§ TO DO
As the answer, give a copy of each line below that includes the word "this".

Website and app data records:
****************
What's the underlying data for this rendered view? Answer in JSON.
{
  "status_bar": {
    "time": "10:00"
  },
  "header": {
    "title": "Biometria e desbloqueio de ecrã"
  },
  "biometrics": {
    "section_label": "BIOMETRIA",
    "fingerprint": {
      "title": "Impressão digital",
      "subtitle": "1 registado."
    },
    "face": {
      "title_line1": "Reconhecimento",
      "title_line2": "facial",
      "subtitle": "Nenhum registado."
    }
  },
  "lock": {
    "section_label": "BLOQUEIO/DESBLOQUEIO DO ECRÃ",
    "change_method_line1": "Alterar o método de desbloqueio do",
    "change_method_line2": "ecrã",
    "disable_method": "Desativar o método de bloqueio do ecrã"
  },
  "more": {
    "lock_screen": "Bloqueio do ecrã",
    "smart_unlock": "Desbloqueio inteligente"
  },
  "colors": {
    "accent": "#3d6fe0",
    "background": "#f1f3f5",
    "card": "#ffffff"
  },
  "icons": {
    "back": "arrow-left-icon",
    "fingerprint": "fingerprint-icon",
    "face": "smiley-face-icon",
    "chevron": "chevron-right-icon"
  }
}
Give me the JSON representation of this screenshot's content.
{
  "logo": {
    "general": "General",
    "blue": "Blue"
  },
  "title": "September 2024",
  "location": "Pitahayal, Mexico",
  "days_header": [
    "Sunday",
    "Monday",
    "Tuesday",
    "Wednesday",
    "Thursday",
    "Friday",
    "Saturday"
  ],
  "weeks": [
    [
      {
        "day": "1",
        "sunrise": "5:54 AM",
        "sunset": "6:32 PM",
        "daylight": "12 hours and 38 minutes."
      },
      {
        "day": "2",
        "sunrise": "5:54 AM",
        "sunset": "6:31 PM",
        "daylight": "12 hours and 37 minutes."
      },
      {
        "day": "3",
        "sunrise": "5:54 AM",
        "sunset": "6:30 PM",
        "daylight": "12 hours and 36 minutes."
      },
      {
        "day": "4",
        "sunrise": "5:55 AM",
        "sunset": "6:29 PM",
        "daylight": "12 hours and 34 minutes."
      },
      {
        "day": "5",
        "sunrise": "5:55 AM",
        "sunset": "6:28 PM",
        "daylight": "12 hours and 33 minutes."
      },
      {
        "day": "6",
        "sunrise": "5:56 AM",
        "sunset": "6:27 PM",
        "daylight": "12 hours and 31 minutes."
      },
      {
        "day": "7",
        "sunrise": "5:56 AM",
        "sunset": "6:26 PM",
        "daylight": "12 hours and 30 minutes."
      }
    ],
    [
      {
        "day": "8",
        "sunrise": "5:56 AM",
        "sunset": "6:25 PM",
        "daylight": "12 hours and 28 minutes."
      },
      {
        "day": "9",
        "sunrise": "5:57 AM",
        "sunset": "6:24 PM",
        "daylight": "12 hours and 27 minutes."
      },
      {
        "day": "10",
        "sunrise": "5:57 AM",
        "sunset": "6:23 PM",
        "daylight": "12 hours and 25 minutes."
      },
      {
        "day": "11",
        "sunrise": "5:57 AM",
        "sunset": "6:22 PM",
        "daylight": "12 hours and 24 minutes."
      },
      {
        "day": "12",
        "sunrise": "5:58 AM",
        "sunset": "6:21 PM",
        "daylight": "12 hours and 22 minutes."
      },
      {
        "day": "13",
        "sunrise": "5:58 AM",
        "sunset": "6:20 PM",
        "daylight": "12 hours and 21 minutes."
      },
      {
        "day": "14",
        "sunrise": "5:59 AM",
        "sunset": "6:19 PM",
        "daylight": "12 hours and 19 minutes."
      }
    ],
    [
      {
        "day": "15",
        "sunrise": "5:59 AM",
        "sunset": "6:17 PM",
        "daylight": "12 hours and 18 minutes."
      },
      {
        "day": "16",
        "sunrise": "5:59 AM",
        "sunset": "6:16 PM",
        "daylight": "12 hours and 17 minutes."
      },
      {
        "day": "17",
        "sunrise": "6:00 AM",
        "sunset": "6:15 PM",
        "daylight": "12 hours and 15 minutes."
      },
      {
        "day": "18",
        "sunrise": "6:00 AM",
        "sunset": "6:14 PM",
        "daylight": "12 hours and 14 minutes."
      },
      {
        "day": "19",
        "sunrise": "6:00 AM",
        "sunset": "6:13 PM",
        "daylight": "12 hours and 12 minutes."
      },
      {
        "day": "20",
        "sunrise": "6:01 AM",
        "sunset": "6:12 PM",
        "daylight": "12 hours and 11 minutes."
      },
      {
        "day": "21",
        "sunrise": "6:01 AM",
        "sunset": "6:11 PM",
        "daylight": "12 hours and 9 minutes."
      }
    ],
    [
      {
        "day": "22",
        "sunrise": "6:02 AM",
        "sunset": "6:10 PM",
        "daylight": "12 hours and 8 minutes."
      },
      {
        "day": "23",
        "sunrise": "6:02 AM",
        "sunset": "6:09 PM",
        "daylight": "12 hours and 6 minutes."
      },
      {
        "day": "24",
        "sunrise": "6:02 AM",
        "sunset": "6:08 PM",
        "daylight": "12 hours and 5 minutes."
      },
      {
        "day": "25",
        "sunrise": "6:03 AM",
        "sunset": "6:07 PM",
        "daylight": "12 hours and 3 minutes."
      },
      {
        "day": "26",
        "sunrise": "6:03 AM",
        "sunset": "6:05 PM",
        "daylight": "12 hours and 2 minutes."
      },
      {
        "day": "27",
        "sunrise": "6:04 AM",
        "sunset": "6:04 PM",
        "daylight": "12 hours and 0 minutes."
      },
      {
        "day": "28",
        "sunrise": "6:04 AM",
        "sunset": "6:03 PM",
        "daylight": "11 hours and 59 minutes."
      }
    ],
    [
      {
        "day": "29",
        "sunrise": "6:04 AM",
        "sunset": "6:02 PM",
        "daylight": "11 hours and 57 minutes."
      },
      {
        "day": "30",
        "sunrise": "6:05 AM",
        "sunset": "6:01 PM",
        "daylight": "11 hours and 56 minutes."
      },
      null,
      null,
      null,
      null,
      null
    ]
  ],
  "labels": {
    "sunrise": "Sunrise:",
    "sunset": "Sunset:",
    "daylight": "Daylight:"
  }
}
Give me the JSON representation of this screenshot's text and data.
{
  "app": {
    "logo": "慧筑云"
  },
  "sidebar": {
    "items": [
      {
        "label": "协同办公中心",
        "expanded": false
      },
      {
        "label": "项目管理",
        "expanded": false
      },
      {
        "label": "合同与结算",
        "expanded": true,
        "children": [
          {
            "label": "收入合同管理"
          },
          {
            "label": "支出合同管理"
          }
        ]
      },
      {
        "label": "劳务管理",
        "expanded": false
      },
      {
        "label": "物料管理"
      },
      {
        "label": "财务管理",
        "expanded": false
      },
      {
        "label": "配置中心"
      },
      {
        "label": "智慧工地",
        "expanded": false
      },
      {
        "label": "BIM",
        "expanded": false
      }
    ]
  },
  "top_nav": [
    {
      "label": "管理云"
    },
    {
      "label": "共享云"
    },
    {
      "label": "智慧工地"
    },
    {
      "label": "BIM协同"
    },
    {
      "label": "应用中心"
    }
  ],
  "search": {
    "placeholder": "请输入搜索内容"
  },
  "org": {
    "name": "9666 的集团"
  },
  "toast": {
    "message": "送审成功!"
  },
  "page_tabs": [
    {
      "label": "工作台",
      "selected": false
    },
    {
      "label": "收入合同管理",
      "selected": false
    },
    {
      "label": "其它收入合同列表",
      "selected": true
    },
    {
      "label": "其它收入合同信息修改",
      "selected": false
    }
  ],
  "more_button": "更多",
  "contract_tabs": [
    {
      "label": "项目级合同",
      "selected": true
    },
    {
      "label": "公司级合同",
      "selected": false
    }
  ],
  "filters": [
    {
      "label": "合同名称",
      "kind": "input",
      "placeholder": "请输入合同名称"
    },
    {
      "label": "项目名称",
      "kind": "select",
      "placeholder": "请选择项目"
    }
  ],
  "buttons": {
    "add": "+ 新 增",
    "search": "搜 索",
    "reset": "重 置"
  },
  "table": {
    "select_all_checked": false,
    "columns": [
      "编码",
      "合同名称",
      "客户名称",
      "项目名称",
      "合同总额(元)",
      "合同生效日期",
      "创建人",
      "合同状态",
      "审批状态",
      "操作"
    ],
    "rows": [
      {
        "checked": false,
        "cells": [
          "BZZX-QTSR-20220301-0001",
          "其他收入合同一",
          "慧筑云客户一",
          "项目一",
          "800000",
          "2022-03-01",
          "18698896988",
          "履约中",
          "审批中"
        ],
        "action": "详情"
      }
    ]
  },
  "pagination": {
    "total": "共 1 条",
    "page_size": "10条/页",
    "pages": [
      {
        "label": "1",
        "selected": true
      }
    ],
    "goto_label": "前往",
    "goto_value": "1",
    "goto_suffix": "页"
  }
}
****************
§ RESULT OF THE TASK
What's the underlying data for this rendered view? Answer in JSON.
Give me the JSON representation of this screenshot's content.
Give me the JSON representation of this screenshot's text and data.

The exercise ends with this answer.